- Be Real, Credible, Remove the Mystery: Don’t promise the moon. Let your advertising be true to who you are and describe what is unique about what you are offering. It may be obvious to you what happens in a kids yoga class, but to a new person, it is a mystery. Let your advertising demystify your offering. Let your customers know if your kids class is challenging, strict, and focused on helping children develop their attention and flexibility. Or maybe your kids class is playful and relaxing which helps children relieve stress and learn to manage anxiety. Whatever your style, develop your advertising to reflect your class, not to sound what you think it should say. You’ll attract customers who want what you offer.
Advertising that has a point of view doesn’t feel gross; it actually helps people make an informed decision.
Build Slow, Build Strong. Be a Support for Yourself and Others.
I didn’t overload myself as I built my new kids yoga business. I had part time jobs that eased the financial pressure. It takes years to build a business so don’t expect to build in a few months.
I went out of my way to meet more experienced yoga teachers to learn how the developed their classes. I got their advice on what to charge and how to put myself out there. I sought and found communities of support, and I supported others. If I was offered a class but it wasn’t in my area, I shared it with someone in my network, and others shared classes with me.
You can get support from private Facebook Groups (Young Yoga Masters graduates have one) or the monthly mini-training, a place to network and share classes. If you are thinking of taking adult or kids yoga teacher training, find out what kind of post-training support you get. That support helps!
If you’ve completed your yoga teacher training and are at the place where you’re ready to teach new classes but don’t know where to start, you aren’t the only one.
As you start putting yourself out there let everything that you’ve learned in yoga guide you.
It is possible to create a new career, full or part-time, without destroying all the things you love about yoga and about yourself.
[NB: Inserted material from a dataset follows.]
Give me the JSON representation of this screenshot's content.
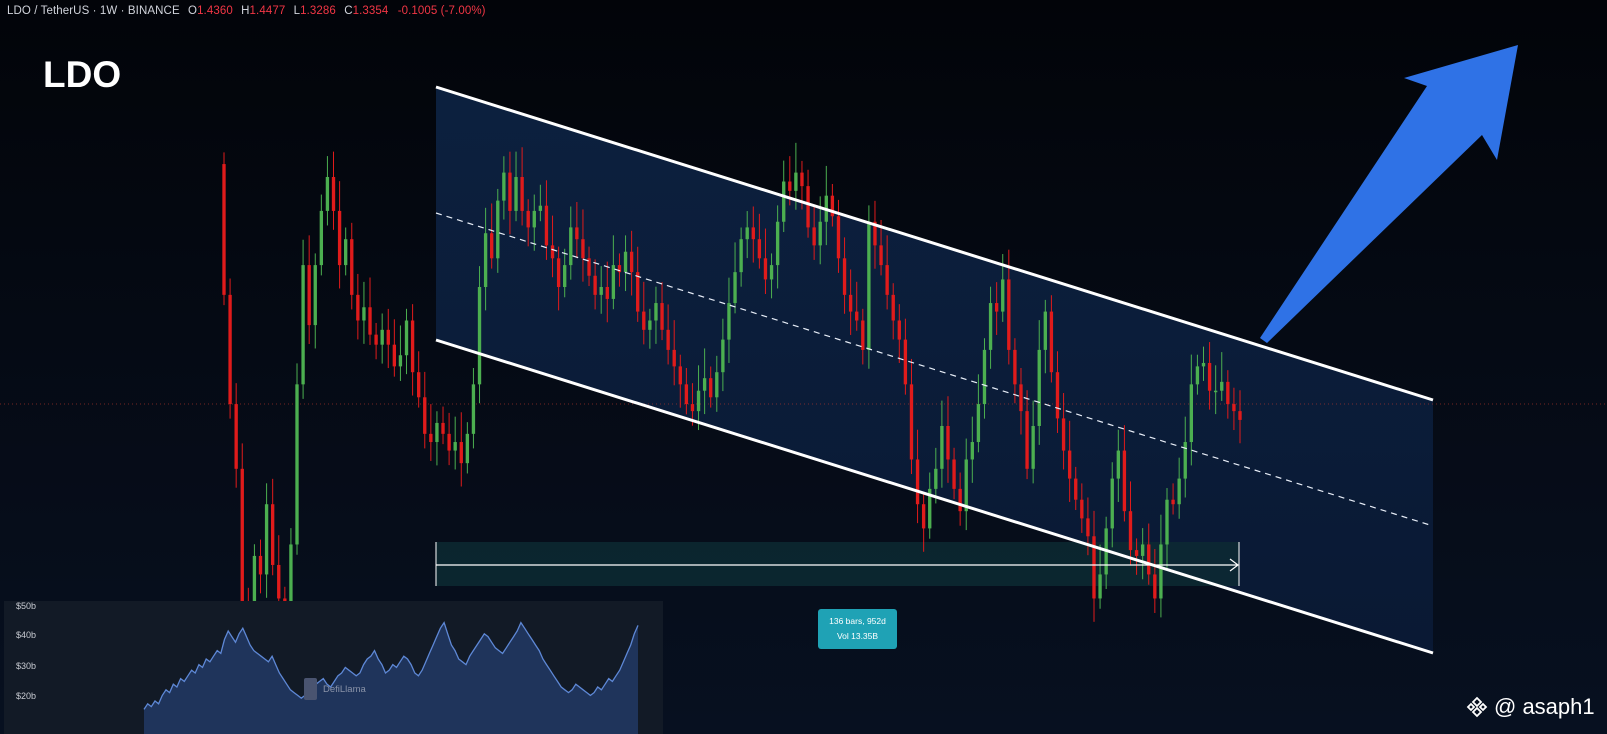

You might have begun your yoga teacher training journey because you were a yoga fanatic and there is absolutely no reason it can’t stay that way as it it becomes your job and your business. I say this with confidence because I’ve been living that passion for over twenty years now.
Aruna Kathy Humphrys
Lead Trainer, Young Yoga Masters
Yoga Alliance Registered Children’s Yoga School
P.S. For our fellow yoga fanatics reading, we invite you to consider Young Yoga Masters if you are looking for a Kids Yoga Teacher Training.
Kids Yoga Teacher Training
Self-Paced, Live-Zoom, or In Person
- Yoga Literacy with the Yoga Alphabet (16 Hour Certificate)
- Themes and Dreams (16 Hour Certificate)
- Kids Yoga and Mindfulness Training- School Age (8 Hour Certificate)
- Chakras for Children (4 Hour Certificate)
- Family Yoga (4 Hour Certificate)
- Mindfulness for Children (16 Hour Certificate)
- Inclusive Yoga (16 Hour Certificate)
- Level 2: Mastermind Curriculum Design and Business Planning (16 Hour Certificate)
- All Modules = 96 Hour Certificate